Now there's a title that will grab you! And not far from the truth either. We have a very dense replanted area close in by the structures. Every spring it is mentioned that it needs to be thinned and every year, I take off for MA and it doesn't get done. Well, not this year! Saturday morning we both went out and started in on it. Me dragging branches and brush (grunt work) and Gene cutting the trees and dragging them out ( better grunt work).

 All told about 12 trees were taken, a path opened up to a very large dead fir and a couple of tight snags that have to cleaned out.

 More still needs to go for this tree stand to thrive but it is a start. You can start to see sunlight coming between the trees, lighting the understory.

 Yesterday I went out and cut 4 more trees and spent a good amount of time limbing up the ones that were staying. Most of these trees are small, all were replanted at the same time, probably about 30 years ago when the property was last logged. We are leaving Douglas Fir and Cedar trees and of course, a good portion of White fir and the occasional Ponderosa Pine tucked in there. More work will be done today. I can say the small chainsaw I received as a 2012 Christmas present has been the perfect tool for the job. Light, small and powerful, perfect for working in tight areas. It's going to be one heck of a burn pile for next week, hoping for some wet weather to damp things down a bit.

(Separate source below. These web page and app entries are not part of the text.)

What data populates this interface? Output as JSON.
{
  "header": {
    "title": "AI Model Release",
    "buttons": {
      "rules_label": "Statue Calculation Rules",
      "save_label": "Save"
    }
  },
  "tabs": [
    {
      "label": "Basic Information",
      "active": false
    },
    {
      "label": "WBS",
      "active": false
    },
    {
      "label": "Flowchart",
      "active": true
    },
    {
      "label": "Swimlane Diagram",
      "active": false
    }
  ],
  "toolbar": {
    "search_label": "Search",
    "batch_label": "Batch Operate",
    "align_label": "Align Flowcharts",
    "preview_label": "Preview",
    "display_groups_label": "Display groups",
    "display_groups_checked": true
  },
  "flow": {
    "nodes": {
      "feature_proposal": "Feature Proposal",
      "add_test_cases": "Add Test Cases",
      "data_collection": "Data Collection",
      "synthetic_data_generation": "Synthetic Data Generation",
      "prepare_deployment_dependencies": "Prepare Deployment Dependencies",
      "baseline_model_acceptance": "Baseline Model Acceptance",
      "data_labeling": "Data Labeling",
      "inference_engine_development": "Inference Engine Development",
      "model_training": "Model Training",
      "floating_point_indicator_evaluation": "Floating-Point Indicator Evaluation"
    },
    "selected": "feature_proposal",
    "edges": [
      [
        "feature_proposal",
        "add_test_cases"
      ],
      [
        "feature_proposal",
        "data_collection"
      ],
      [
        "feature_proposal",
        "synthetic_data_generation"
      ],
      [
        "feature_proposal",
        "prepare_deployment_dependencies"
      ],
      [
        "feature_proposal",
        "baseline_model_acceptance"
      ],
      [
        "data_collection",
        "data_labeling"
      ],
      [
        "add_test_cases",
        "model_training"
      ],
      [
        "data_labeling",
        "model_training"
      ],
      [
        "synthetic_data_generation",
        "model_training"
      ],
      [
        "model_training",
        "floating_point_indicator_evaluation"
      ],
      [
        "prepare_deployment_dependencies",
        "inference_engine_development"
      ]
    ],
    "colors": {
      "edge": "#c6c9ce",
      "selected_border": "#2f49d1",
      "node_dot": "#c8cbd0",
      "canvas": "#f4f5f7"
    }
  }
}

In the weaving studio, I tried out a combination of dark brown and red with that pink warp. I rather like it.

This will be a runner, and then we will try out all the color suggestions on towels. I added a floating selvage and stopped using the fly shuttle. It is gross overkill on a 18" wide warp and almost impossible to use with those floating threads.

 So, how am I liking my big AVL Production loom? I love it. Once set up she is fast and easy. The dobby portion has been steady and true. The shed is not what you get on the Louet's or even the Murphy Counterbalance loom, but it is a good shed and with adjustment, might even get better. Looks like Big Sal is in it for the long haul.

Meanwhile, up in the sewing room, things have languished a bit. I did get a marathon cutting session done
and have lots of fun things up and coming, but it was just too seductive to be outside than up sewing. Spring in April, what a concept! Most years we still have wet snow and slush and mud. This year is totally different. Gardens are growing, flowers are blooming, hummingbirds are back and the flippin deer have arrived too. DAMN IT!

I was hoping my plants would get a good start before the pasture rats arrived for their warm weather buffet. I even added some new plants to the garden. I have no qualms about yanking those things that died or are suffering from failure to thrive (nipped last year beyond recovery). Gardens are a living work in progress as far as I am concerned. Here are some of our picks from Friday's plant nursery excursion.

Perennial Geranium (one of two), very fragrant.

Nodding Chocolate Flower- as it says flowers that smell like chocolate. We'll see.

New variety of Santolina/ Lavender Cotton

Hellebore of unknown color. It was cheap...:)

Quince, the one survivor of a tough winter at the nursery. It was REALLY cheap, but should come back and do well up here. It is a thorned variety. Take THAT Bambi!

Sweetbox shrub, flowers in the winter and smells like honey. Should get berries for fall.

Artemisia, Lamb's Ear, more Creeping Thyme of some variety and an ornamental switch grass (Panicum) round out the selection. All of them are "deer resistant" and I can say, the Hellebore at least has remained untouched from last years planting.

Gene and I did jump into action when we spied the first deer. The water scarecrow is out and ready and so are the shocker stakes. I am hoping the double whammy right from the get go will discourage them from even putting my garden on their map. One does always have hope.

Parting shot: Springtime in Jail. So sad.....